Endless gratitude to the wonderful Eloisa Amezcua, one of my favorite people in the literary community and always a champion of others’ work, who was kind enough to include my poem, “A Quiver Of,” in this week’s edition of The Shallow Ends.
It’s an odd, unusual poem for me, that gave me permission to create a static form and then work within that form’s framework for effect and transitive meaning. It was a lot of fun to put together, and I’m so glad Eloisa has included it in a journal that so routinely features stunning work. Hope you enjoy it as well!
Thrilled to share a new poem of mine, “T-Rex Mask,” which has been published at one of my favorite online publications, Waxwing. Many thanks to Justin Bigos, Erin Stalcup, and Todd Kaneko for their support and for including me in their wonderful journal.
Waxwing is always packed with stunning writing, and looking at the table of contents–Michael Bazzett, Kelli Russell Agodon, sam sax, Patty Paine!–this one appears to be no different. Digging in in 3, 2, 1…

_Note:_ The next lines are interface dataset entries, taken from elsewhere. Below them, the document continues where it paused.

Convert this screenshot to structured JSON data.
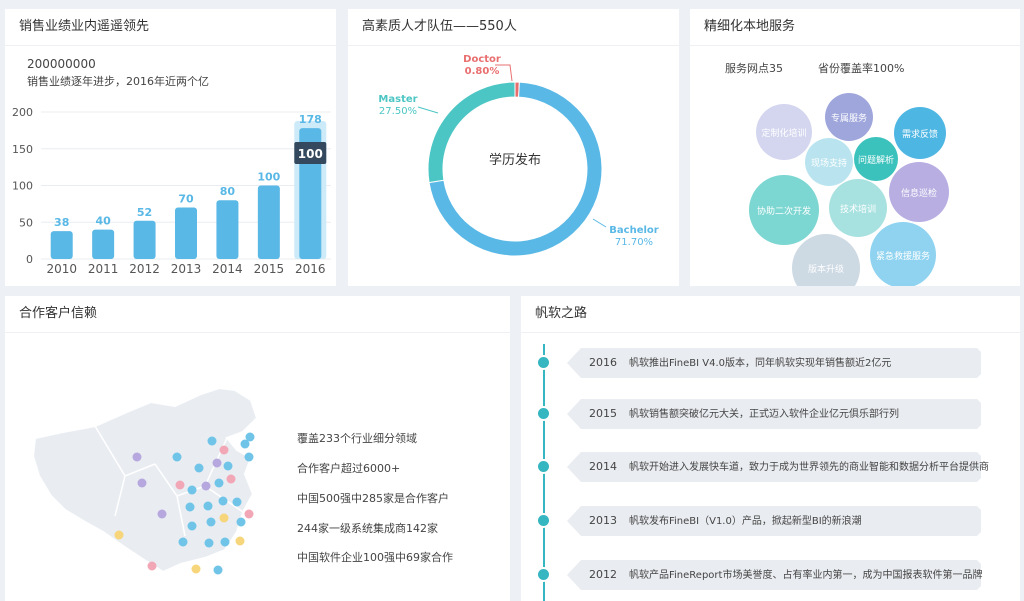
{
  "panel_sales": {
    "title": "销售业绩业内遥遥领先",
    "big_number": "200000000",
    "subtitle": "销售业绩逐年进步，2016年近两个亿",
    "highlight_label": "100"
  },
  "panel_talent": {
    "title": "高素质人才队伍——550人",
    "center_label": "学历发布",
    "labels": {
      "doctor_name": "Doctor",
      "doctor_pct": "0.80%",
      "master_name": "Master",
      "master_pct": "27.50%",
      "bachelor_name": "Bachelor",
      "bachelor_pct": "71.70%"
    }
  },
  "panel_service": {
    "title": "精细化本地服务",
    "stat_outlets": "服务网点35",
    "stat_coverage": "省份覆盖率100%",
    "bubbles": [
      "定制化培训",
      "专属服务",
      "需求反馈",
      "现场支持",
      "问题解析",
      "信息巡检",
      "协助二次开发",
      "技术培训",
      "紧急救援服务",
      "版本升级"
    ]
  },
  "panel_clients": {
    "title": "合作客户信赖",
    "lines": [
      "覆盖233个行业细分领域",
      "合作客户超过6000+",
      "中国500强中285家是合作客户",
      "244家一级系统集成商142家",
      "中国软件企业100强中69家合作"
    ]
  },
  "panel_history": {
    "title": "帆软之路",
    "milestones": [
      {
        "year": "2016",
        "text": "帆软推出FineBI V4.0版本，同年帆软实现年销售额近2亿元"
      },
      {
        "year": "2015",
        "text": "帆软销售额突破亿元大关，正式迈入软件企业亿元俱乐部行列"
      },
      {
        "year": "2014",
        "text": "帆软开始进入发展快车道，致力于成为世界领先的商业智能和数据分析平台提供商"
      },
      {
        "year": "2013",
        "text": "帆软发布FineBI（V1.0）产品，掀起新型BI的新浪潮"
      },
      {
        "year": "2012",
        "text": "帆软产品FineReport市场美誉度、占有率业内第一，成为中国报表软件第一品牌"
      }
    ]
  },
  "colors": {
    "bar": "#5ab8e6",
    "bar_highlight_bg": "#cdeaf8",
    "bachelor": "#5ab8e6",
    "master": "#4cc6c4",
    "doctor": "#e96f6f",
    "timeline": "#36b6c0"
  },
  "chart_data": [
    {
      "type": "bar",
      "categories": [
        "2010",
        "2011",
        "2012",
        "2013",
        "2014",
        "2015",
        "2016"
      ],
      "values": [
        38,
        40,
        52,
        70,
        80,
        100,
        178
      ],
      "ylim": [
        0,
        200
      ],
      "yticks": [
        "0",
        "50",
        "100",
        "150",
        "200"
      ],
      "title": "",
      "xlabel": "",
      "ylabel": "",
      "grid": true
    },
    {
      "type": "pie",
      "labels": [
        "Bachelor",
        "Master",
        "Doctor"
      ],
      "values": [
        71.7,
        27.5,
        0.8
      ],
      "title": ""
    }
  ]
}
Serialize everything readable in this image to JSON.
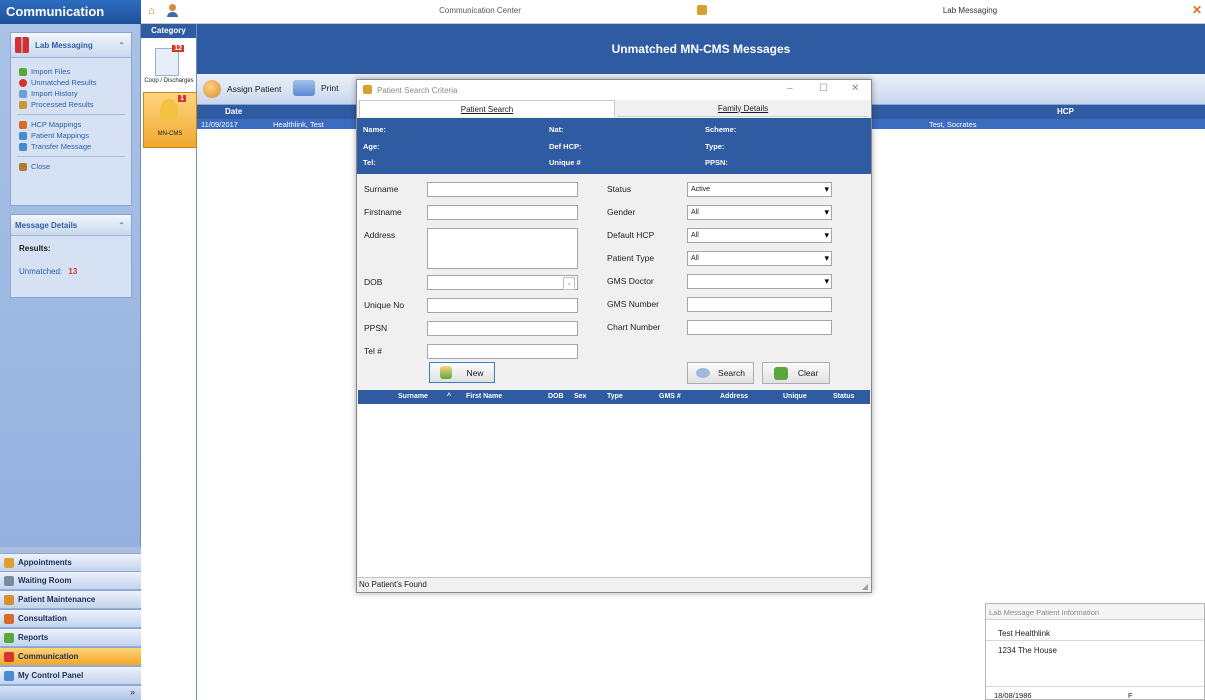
{
  "app": {
    "title": "Communication",
    "center_tab": "Communication Center",
    "right_tab": "Lab Messaging"
  },
  "sidebar": {
    "lab_panel_title": "Lab Messaging",
    "lab_links": [
      {
        "label": "Import Files",
        "icon": "import-icon",
        "color": "#5aa83c"
      },
      {
        "label": "Unmatched Results",
        "icon": "unmatched-icon",
        "color": "#d8352a"
      },
      {
        "label": "Import History",
        "icon": "history-icon",
        "color": "#6aa0d8"
      },
      {
        "label": "Processed Results",
        "icon": "processed-icon",
        "color": "#c89a30"
      },
      {
        "label": "HCP Mappings",
        "icon": "hcp-icon",
        "color": "#d86a2a"
      },
      {
        "label": "Patient Mappings",
        "icon": "patient-mappings-icon",
        "color": "#4a8ad0"
      },
      {
        "label": "Transfer Message",
        "icon": "transfer-icon",
        "color": "#4a8ad0"
      },
      {
        "label": "Close",
        "icon": "close-icon",
        "color": "#b07a30"
      }
    ],
    "details_panel_title": "Message Details",
    "results_label": "Results:",
    "unmatched_label": "Unmatched:",
    "unmatched_count": "13",
    "nav": [
      {
        "label": "Appointments",
        "color": "#e0a030"
      },
      {
        "label": "Waiting Room",
        "color": "#7a8aa0"
      },
      {
        "label": "Patient Maintenance",
        "color": "#d89030"
      },
      {
        "label": "Consultation",
        "color": "#d86a2a"
      },
      {
        "label": "Reports",
        "color": "#5aa83c"
      },
      {
        "label": "Communication",
        "color": "#d8352a",
        "active": true
      },
      {
        "label": "My Control Panel",
        "color": "#4a8ad0"
      }
    ]
  },
  "category": {
    "header": "Category",
    "items": [
      {
        "label": "Coop / Discharges",
        "badge": "12"
      },
      {
        "label": "MN-CMS",
        "badge": "1"
      }
    ]
  },
  "main": {
    "header": "Unmatched MN-CMS Messages",
    "toolbar": {
      "assign_label": "Assign Patient",
      "print_label": "Print"
    },
    "grid": {
      "date_header": "Date",
      "hcp_header": "HCP",
      "row": {
        "date": "11/09/2017",
        "name": "Healthlink, Test",
        "hcp": "Test, Socrates"
      }
    }
  },
  "dialog": {
    "title": "Patient Search Criteria",
    "tabs": [
      "Patient Search",
      "Family Details"
    ],
    "info": {
      "name": "Name:",
      "nat": "Nat:",
      "scheme": "Scheme:",
      "age": "Age:",
      "def_hcp": "Def HCP:",
      "type": "Type:",
      "tel": "Tel:",
      "unique": "Unique #",
      "ppsn": "PPSN:"
    },
    "left_fields": [
      "Surname",
      "Firstname",
      "Address",
      "DOB",
      "Unique No",
      "PPSN",
      "Tel #"
    ],
    "right_fields": [
      {
        "label": "Status",
        "value": "Active"
      },
      {
        "label": "Gender",
        "value": "All"
      },
      {
        "label": "Default HCP",
        "value": "All"
      },
      {
        "label": "Patient Type",
        "value": "All"
      },
      {
        "label": "GMS Doctor",
        "value": ""
      },
      {
        "label": "GMS Number",
        "value": ""
      },
      {
        "label": "Chart Number",
        "value": ""
      }
    ],
    "buttons": {
      "new": "New",
      "search": "Search",
      "clear": "Clear"
    },
    "result_columns": [
      "Surname",
      "First Name",
      "DOB",
      "Sex",
      "Type",
      "GMS #",
      "Address",
      "Unique",
      "Status"
    ],
    "sort_indicator": "^",
    "status": "No Patient's Found"
  },
  "info_box": {
    "title": "Lab Message Patient Information",
    "name": "Test Healthlink",
    "address": "1234 The House",
    "dob": "18/08/1986",
    "sex": "F"
  }
}
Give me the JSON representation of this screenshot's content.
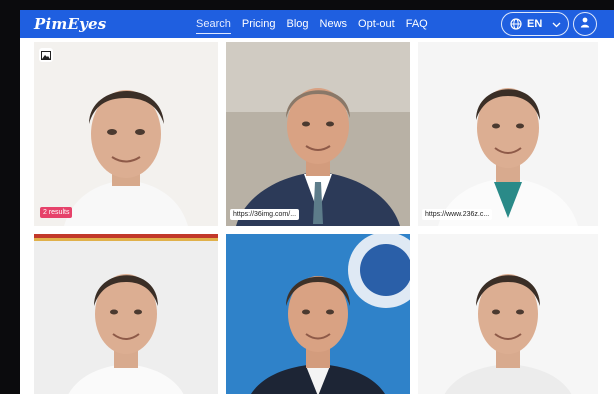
{
  "brand": {
    "logo_text": "PimEyes"
  },
  "nav": {
    "links": [
      "Search",
      "Pricing",
      "Blog",
      "News",
      "Opt-out",
      "FAQ"
    ],
    "active": "Search"
  },
  "language": {
    "code": "EN"
  },
  "results": [
    {
      "label": "2 results",
      "label_type": "count"
    },
    {
      "label": "https://36img.com/...",
      "label_type": "url"
    },
    {
      "label": "https://www.236z.c...",
      "label_type": "url"
    },
    {
      "label": "",
      "label_type": "none"
    },
    {
      "label": "",
      "label_type": "none"
    },
    {
      "label": "",
      "label_type": "none"
    }
  ],
  "colors": {
    "nav_bg": "#1f5fe0",
    "badge": "#e6426a"
  }
}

As some of you may know, my partner Catherine’s little guy Thad was born without a right hand. He has never let this define him, but of course challenges do present themselves throughout his life. One of them is that, although games are a big hobby of his (one that he and I share, and share together!), manipulating the controller can be difficult on the right side. Working the trigger, shoulder button, face buttons and right control stick with one hand is tricky to begin with, but without fingers it’s impossible.
Luckily, there is a nonprofit org out there called The AbleGamers Foundation, which helps people like Thad acquire tools and solutions that allow them to enjoy this past-time fully as they advocate for accessibility in games for all. They sent Thad an Elite controller for the Xbox One, which has paddles you can attach behind the left side to stand in for other buttons; now, he can use his other left-hand fingers naturally to stand in for the right trigger and bumper and not have to try and move the right stick with his chest while reaching for the right trigger, or any of the other awkward “solutions” he’s had to rely on.
Look at that happy guy! ❤
Catherine and I are extremely grateful to AbleGamers for doing this work, which may not seem like a lot to someone on the outside, but for Thad will make a world of difference. If you’re looking for a new charity to add to your donation list, give them a look. I know I’ll be keeping up with their work.